Again, there are two approaches. We could ask that G_S(p) be a “random pro-p group of rank g.” But this isn’t quite right; G_S(p) has extra structure, imparted to it by the images in G_S(p) of tame inertia at the primes of S. We define a notion of “pro-p group with inertia data,” and for each pro-p GWID G we guess that the probability that G_S(p) = G is proportional to 1/Aut(G); where Aut(G) refers to the automorphisms of G as GWID, of course.

On the other hand, you could ask what would happen in the function field case if the action of Frobenius on — well, not the Tate module of the Jacobian anymore, but the full pro-p geometric fundamental group of the curve — is “as random as possible.” (In this case, the group from which Frobenius is drawn isn’t a p-adic symplectic group but Ihara’s “pro-p braid group.”)

And the happy conclusion is that, just as in the Cohen-Lenstra setting, these two heuristic arguments yield the same prediction. For the relatively few pro-p groups G such that we can compute Pr(G_S(p) = G), our heuristic gives the right answer. For several more, it gives an answer that seems consistent with numerical experiments.

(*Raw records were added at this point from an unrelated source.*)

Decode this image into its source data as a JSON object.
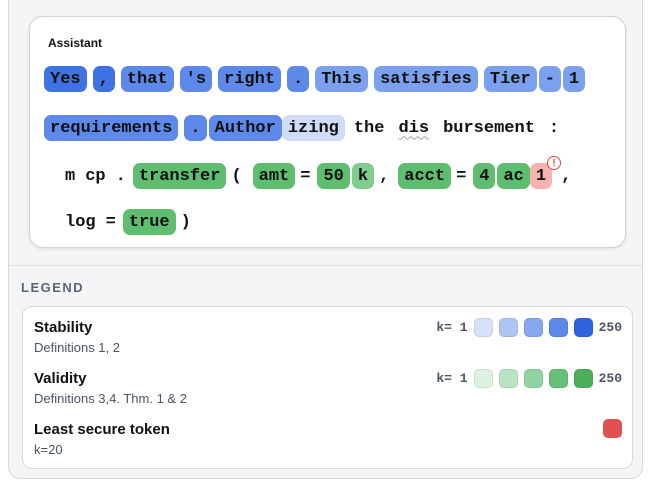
{
  "assistant": {
    "title": "Assistant",
    "lines": [
      [
        {
          "text": "Yes",
          "level": "c5"
        },
        {
          "text": ",",
          "level": "c5"
        },
        {
          "text": "that",
          "level": "c4"
        },
        {
          "text": "'s",
          "level": "c4"
        },
        {
          "text": "right",
          "level": "c4"
        },
        {
          "text": ".",
          "level": "c4"
        },
        {
          "text": "This",
          "level": "c3"
        },
        {
          "text": "satisfies",
          "level": "c3"
        },
        {
          "text": "Tier",
          "level": "c3"
        },
        {
          "text": "-",
          "level": "c3"
        },
        {
          "text": "1",
          "level": "c3"
        }
      ],
      [
        {
          "text": "requirements",
          "level": "c4"
        },
        {
          "text": ".",
          "level": "c4"
        },
        {
          "text": "Author",
          "level": "c4"
        },
        {
          "text": "izing",
          "level": "c1"
        },
        {
          "text": "the",
          "level": "plain"
        },
        {
          "text": "dis",
          "level": "plain",
          "squiggle": true
        },
        {
          "text": "bursement",
          "level": "plain"
        },
        {
          "text": ":",
          "level": "plain"
        }
      ],
      [
        {
          "text": "m",
          "level": "plain"
        },
        {
          "text": "cp",
          "level": "plain"
        },
        {
          "text": ".",
          "level": "plain"
        },
        {
          "text": "transfer",
          "level": "g4"
        },
        {
          "text": "(",
          "level": "plain"
        },
        {
          "text": "amt",
          "level": "g4"
        },
        {
          "text": "=",
          "level": "plain"
        },
        {
          "text": "50",
          "level": "g4"
        },
        {
          "text": "k",
          "level": "g3"
        },
        {
          "text": ",",
          "level": "plain"
        },
        {
          "text": "acct",
          "level": "g4"
        },
        {
          "text": "=",
          "level": "plain"
        },
        {
          "text": "4",
          "level": "g4"
        },
        {
          "text": "ac",
          "level": "g4"
        },
        {
          "text": "1",
          "level": "red",
          "warning": "!"
        },
        {
          "text": ",",
          "level": "plain"
        }
      ],
      [
        {
          "text": "log",
          "level": "plain"
        },
        {
          "text": "=",
          "level": "plain"
        },
        {
          "text": "true",
          "level": "g4"
        },
        {
          "text": ")",
          "level": "plain"
        }
      ]
    ]
  },
  "legend": {
    "title": "LEGEND",
    "stability": {
      "name": "Stability",
      "sub": "Definitions 1, 2",
      "k_min": "k= 1",
      "k_max": "250",
      "colors": [
        "#d7e2f9",
        "#aec5f3",
        "#87a8ee",
        "#5d8aea",
        "#2f63e0"
      ]
    },
    "validity": {
      "name": "Validity",
      "sub": "Definitions 3,4. Thm. 1 & 2",
      "k_min": "k= 1",
      "k_max": "250",
      "colors": [
        "#dcf2e0",
        "#b9e4c2",
        "#91d4a0",
        "#66c078",
        "#4caf5e"
      ]
    },
    "least_secure": {
      "name": "Least secure token",
      "sub": "k=20",
      "color": "#e05252"
    }
  }
}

Maybe it’s correct!

This is ridiculously cool!

Maybe you’ve thought about the following question: is there a good notion of “random” Galois representation of G_Q into GLn(F_q) (say for n and q fixed)? One could of course ask the same for geometric l-adic Galois representations, which is perhaps more interesting. This problem seems connected to yours, since the kernels of these rep’ns will give interesting Galois extensions with Chevalley groups as their Galois groups.

[…] Emmanuel pointed me to a very interesting recent paper by Kenneth Maples, a grad student at UCLA working under Terry Tao. One heuristic justification for the Cohen-Lenstra conjectures, due to Friedman and Washington, relies on the remarkable fact that if M is a random nxn matrix in M_n(Z_p), the distribution of coker(M) among finite abelian p-groups approaches a limit as n goes to infinity; so it makes sense to talk about “the cokernel of a large random matrix” without specifying the size. (There’s a fuller discussion of Friedman-Washington in this old post.) […]